§ **Available data**:
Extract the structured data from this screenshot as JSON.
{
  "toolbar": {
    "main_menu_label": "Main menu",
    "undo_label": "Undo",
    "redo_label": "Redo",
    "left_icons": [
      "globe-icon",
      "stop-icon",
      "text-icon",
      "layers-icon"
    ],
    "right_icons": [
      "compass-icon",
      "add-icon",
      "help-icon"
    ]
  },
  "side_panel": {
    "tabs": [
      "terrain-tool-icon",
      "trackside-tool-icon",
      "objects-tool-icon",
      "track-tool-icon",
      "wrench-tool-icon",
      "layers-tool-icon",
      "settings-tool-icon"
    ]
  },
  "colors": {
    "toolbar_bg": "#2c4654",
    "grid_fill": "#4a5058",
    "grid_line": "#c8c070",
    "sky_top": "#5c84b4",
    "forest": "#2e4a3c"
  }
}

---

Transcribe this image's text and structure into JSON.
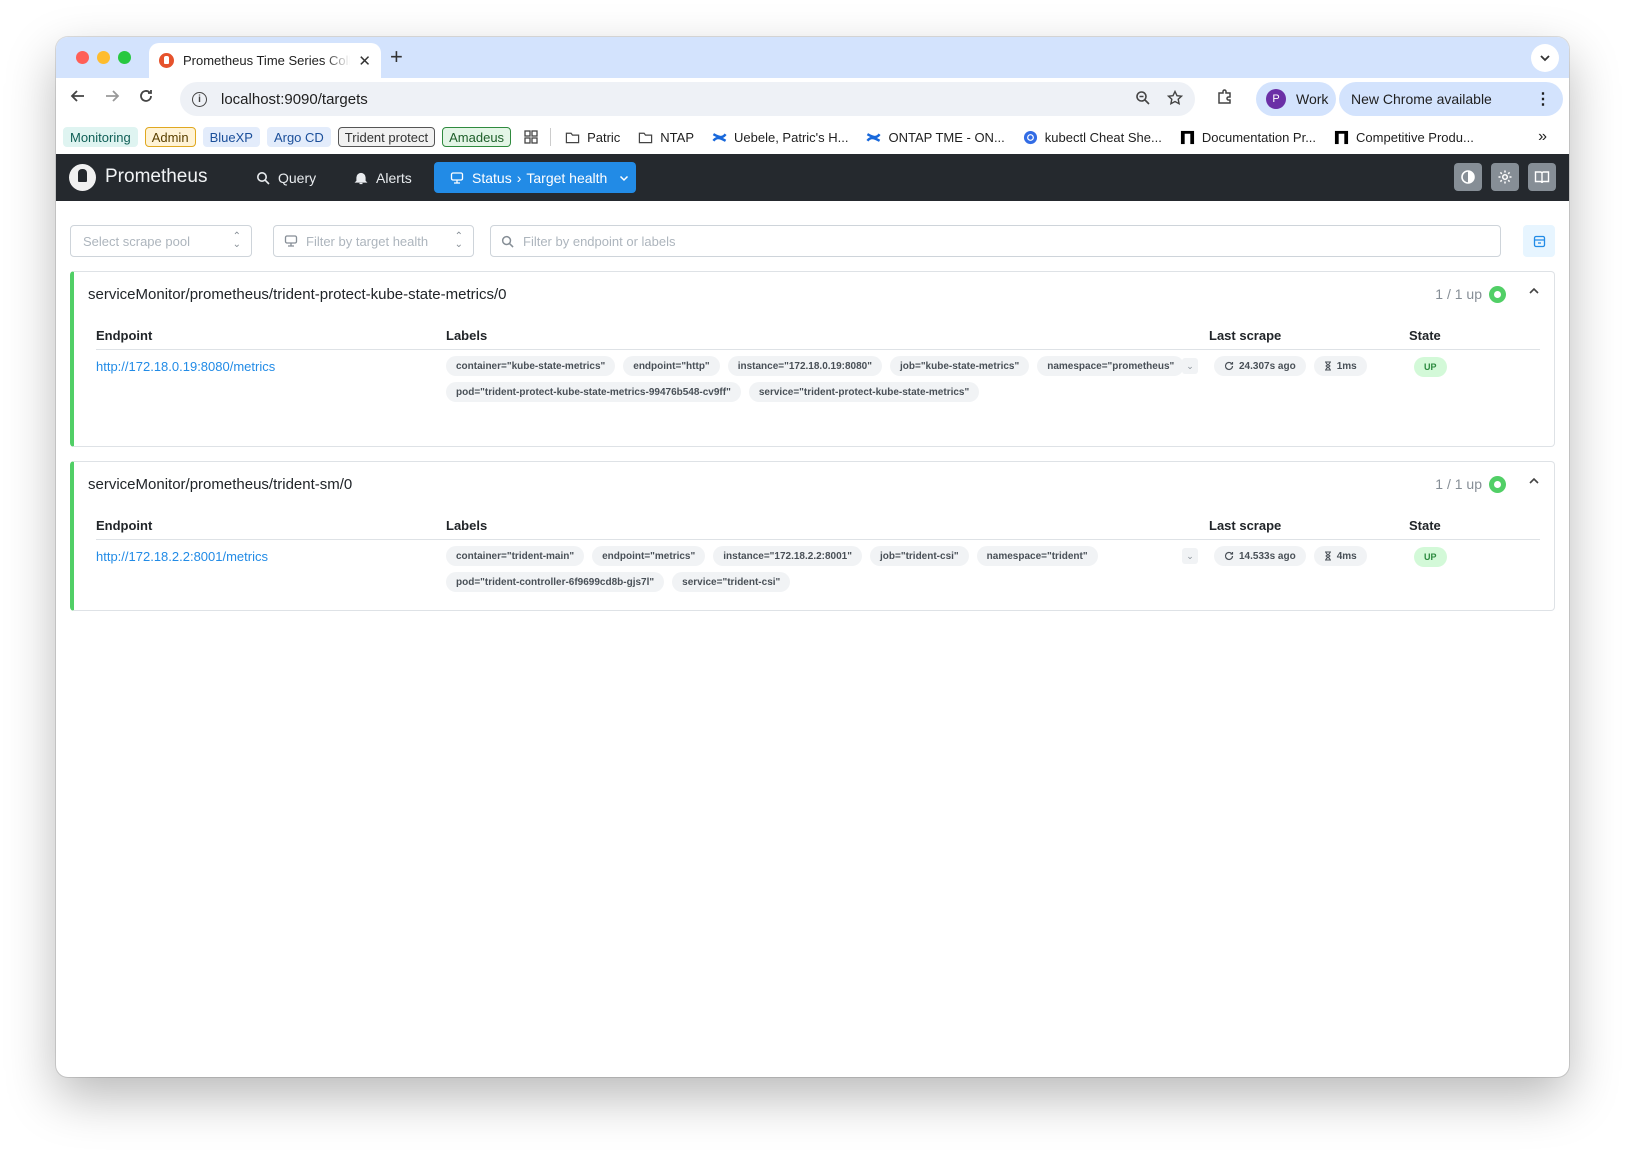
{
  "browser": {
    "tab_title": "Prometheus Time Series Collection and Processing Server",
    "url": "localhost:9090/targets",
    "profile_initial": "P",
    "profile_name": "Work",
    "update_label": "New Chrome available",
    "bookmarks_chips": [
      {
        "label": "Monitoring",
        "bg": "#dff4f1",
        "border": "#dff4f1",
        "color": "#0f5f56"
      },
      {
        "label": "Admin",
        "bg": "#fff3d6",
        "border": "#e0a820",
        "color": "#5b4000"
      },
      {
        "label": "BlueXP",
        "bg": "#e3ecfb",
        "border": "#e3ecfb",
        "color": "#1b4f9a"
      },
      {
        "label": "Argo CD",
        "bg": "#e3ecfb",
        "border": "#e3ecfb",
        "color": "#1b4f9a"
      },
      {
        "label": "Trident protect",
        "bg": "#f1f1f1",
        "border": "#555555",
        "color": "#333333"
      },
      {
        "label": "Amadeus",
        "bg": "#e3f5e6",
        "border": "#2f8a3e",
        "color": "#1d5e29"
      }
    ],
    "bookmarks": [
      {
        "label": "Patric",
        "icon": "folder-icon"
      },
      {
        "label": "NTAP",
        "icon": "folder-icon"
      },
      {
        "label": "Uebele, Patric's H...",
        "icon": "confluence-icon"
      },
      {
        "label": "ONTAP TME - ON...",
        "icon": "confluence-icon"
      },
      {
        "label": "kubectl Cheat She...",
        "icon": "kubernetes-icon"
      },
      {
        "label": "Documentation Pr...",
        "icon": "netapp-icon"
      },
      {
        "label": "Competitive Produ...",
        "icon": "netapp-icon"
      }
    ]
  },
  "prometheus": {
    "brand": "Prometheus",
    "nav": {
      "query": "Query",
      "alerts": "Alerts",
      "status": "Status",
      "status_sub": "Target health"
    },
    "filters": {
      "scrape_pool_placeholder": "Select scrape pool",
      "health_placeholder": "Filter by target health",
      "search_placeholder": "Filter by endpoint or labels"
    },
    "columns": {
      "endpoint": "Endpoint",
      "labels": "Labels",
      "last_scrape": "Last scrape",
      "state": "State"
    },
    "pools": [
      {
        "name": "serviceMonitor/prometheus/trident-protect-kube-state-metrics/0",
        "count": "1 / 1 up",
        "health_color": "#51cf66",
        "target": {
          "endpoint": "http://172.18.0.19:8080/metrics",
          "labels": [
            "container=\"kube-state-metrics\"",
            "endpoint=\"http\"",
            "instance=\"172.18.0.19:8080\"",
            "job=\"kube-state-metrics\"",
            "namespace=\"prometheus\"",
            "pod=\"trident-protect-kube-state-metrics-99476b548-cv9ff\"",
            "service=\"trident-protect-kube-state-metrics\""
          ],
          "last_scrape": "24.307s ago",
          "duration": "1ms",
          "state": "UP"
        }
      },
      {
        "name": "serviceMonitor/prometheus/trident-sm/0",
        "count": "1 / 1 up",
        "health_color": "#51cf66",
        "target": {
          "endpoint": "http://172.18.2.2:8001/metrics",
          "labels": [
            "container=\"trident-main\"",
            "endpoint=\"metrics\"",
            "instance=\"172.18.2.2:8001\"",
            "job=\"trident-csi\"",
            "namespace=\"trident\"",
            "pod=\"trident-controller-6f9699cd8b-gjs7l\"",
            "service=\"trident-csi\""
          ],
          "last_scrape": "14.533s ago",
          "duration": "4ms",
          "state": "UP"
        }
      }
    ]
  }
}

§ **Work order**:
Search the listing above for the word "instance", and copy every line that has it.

§ **Solution to the exercise**:
            "instance=\"172.18.0.19:8080\"",
            "instance=\"172.18.2.2:8001\"",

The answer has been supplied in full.